            The biggest problem with saving wines for "special occasions" is that, after a couple of occasions pass by, the "special-ness" of the occasion required grows exponentially. If you were holding onto a 2009 Cristal, I'd say wait. But it's from the last century: OPEN IT!

            1. re: zin1953

              ok, ok - you've convinced me. Thinking about bringing it to a celebratory dinner this weekend. It's not really what I think of as a vintage champagne kind of restaurant - no white table cloths, shellfish towers, or waiters in tuxedos; more a farm-to-table hipstery place, but they do allow corkage. And what the heck - champagne goes with everything, right?

              1. re: cookie monster

                The best champagne "restaurant" was my parents' back deck in Aptos, California. When they bought that house in 1975, they celebrated with a bottle of champagne. The glasses weren't unpacked yet, so they used paper cups.We children were allowed to partake. This became a family tradition, celebrating moves with champagne in paper cups. My husband and I aren't really champagne drinkers, but we do this anyway, often with a pizza picnic among the piles of boxes.

                1. re: Isolda

                  (Oh, how I miss Aptos/Soquel/Capitola sometimes . . . )

              2. re: zin1953

                Me: "Here's the Dom 1985 for tonight."
                Friends: "What are we celebrating?"
                Me: "Being with you guys tonight."


          2. Over a weekend, mixed decade old vintage Dom with current Dom and Taittenger. (Honeymoon!!) The vintage was excellent, but different.

            At this point in my life, the special occasion for a gift bottle is when I want to share it or pair it with a meal. Hopefully with the people kind enough to give it to me.

            1 Reply
            1. re: INDIANRIVERFL

              indeed. The guys I used to buy from in Tampa told me that we were the only clients they had who drank bubbles just because it seemed like a good idea.

            2. I'm known among my friends as "The Champagne Lassie" I'll open a bottle at the drop of a hat. :) Even if just because it stopped raining.

              One of my favorite pairings with Champagne is Risotto. The acidity in the wine cuts right through the rich rice dish and it's SOOOO delicious and comforting.

              1. Anyone who has held on to a bottle of wine too long has a tragic story of waiting to open something "amazing" only to have it taste like the under-carriage of a sumo wrestler when the proper moment came to open it--assuming of course, anyone knows what that tastes like aside from other sumo wrestlers, I suppose.

                Related stories often have great bottles being opened too late in the evening to appreciate--" seemed like such a good idea to open the Screagle at sunrise, how did it taste?..." However, almost NEVER, do you hear the story of the bottle that you opened way too early. THAT story, barely exists.

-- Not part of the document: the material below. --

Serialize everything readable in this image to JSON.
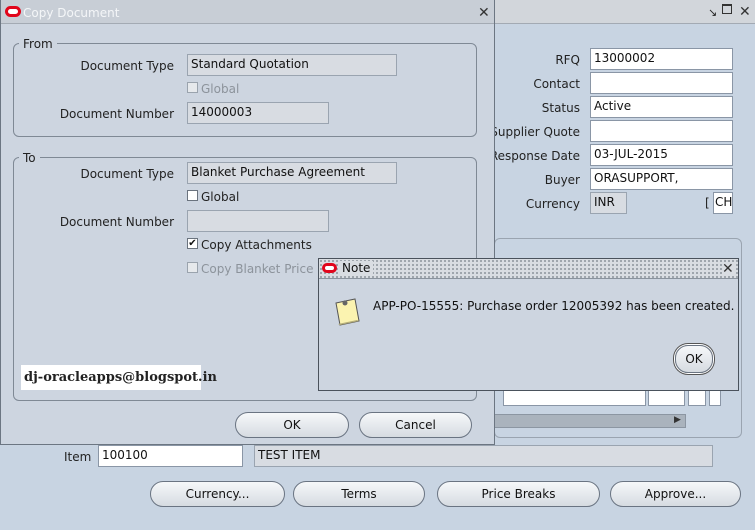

                If you care about older vs. younger champagne, of course, take that into consideration. But if you are just waiting until the charts say drink, don't wait that long.

                Personally, I suggest "creating" a whim. Open it at the least expected time. Make the wine the experience as opposed to fitting the wine into some other "grand" experience.

                1 Reply
                1. re: ellaystingray

                  Then again, that bottle of 1949 Dom PĂ©rignon I had in the mid-1980s was REALLY good . . . for about 10 minutes, then it went flat.